**PROBLEM DETAILS**
If a line in the records contains the string "content", show that line.

-- EXTRACTED MATERIAL follows --

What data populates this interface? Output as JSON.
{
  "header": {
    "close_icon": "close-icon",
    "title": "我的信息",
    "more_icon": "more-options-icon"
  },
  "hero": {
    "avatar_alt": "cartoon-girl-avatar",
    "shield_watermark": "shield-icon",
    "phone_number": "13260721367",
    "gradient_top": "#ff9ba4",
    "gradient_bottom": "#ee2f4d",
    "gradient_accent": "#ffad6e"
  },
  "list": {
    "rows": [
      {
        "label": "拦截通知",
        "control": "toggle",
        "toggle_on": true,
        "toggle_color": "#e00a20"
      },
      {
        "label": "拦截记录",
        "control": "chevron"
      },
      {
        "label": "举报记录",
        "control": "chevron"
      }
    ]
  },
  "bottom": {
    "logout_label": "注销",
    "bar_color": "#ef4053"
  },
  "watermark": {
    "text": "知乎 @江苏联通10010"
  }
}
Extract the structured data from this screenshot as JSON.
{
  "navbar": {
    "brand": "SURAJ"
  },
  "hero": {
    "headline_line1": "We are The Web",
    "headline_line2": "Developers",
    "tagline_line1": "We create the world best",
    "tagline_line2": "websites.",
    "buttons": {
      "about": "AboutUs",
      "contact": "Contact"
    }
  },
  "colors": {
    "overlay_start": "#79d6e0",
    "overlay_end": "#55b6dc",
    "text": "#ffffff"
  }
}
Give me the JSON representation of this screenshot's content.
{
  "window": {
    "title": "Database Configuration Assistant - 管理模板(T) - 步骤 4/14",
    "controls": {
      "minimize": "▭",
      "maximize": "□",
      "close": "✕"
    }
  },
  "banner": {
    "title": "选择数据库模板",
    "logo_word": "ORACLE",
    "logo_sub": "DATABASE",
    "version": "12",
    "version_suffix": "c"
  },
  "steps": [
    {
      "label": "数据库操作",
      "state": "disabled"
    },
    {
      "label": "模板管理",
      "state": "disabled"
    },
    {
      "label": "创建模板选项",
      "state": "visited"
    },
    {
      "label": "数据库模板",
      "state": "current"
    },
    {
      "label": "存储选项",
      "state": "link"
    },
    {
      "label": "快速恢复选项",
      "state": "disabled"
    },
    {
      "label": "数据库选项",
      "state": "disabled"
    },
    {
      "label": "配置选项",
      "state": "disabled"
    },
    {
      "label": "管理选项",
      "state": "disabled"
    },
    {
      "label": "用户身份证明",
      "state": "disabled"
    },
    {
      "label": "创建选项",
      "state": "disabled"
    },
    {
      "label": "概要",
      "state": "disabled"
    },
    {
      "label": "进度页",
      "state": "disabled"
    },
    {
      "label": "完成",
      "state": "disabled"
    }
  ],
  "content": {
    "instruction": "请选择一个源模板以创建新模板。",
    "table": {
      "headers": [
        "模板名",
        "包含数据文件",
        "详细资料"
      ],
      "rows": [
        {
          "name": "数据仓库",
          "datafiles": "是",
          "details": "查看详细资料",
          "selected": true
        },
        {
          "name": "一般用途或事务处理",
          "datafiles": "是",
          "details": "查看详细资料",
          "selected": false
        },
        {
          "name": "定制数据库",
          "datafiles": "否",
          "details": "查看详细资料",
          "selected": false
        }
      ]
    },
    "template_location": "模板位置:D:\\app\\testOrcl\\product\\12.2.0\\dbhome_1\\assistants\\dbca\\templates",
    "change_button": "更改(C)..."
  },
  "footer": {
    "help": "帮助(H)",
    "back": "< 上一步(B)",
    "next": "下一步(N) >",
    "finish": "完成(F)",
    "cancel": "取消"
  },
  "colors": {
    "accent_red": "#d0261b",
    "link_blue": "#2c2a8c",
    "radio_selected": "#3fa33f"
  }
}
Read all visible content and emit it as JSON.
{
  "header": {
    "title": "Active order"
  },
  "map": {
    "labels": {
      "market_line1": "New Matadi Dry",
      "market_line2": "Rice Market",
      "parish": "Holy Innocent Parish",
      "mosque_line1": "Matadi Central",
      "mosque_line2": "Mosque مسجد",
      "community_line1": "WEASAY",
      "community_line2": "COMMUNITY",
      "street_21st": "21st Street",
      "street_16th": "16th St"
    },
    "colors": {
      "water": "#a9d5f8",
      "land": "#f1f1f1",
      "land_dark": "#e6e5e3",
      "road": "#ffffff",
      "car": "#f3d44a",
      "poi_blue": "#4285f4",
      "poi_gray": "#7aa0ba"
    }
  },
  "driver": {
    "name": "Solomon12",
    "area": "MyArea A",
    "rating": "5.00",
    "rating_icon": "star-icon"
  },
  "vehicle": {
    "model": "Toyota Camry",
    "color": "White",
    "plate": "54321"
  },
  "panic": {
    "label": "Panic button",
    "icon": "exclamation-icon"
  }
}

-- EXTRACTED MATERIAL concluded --

**ANSWER FOR THIS EXERCISE**
Give me the JSON representation of this screenshot's content.
  "content": {
Read all visible content and emit it as JSON.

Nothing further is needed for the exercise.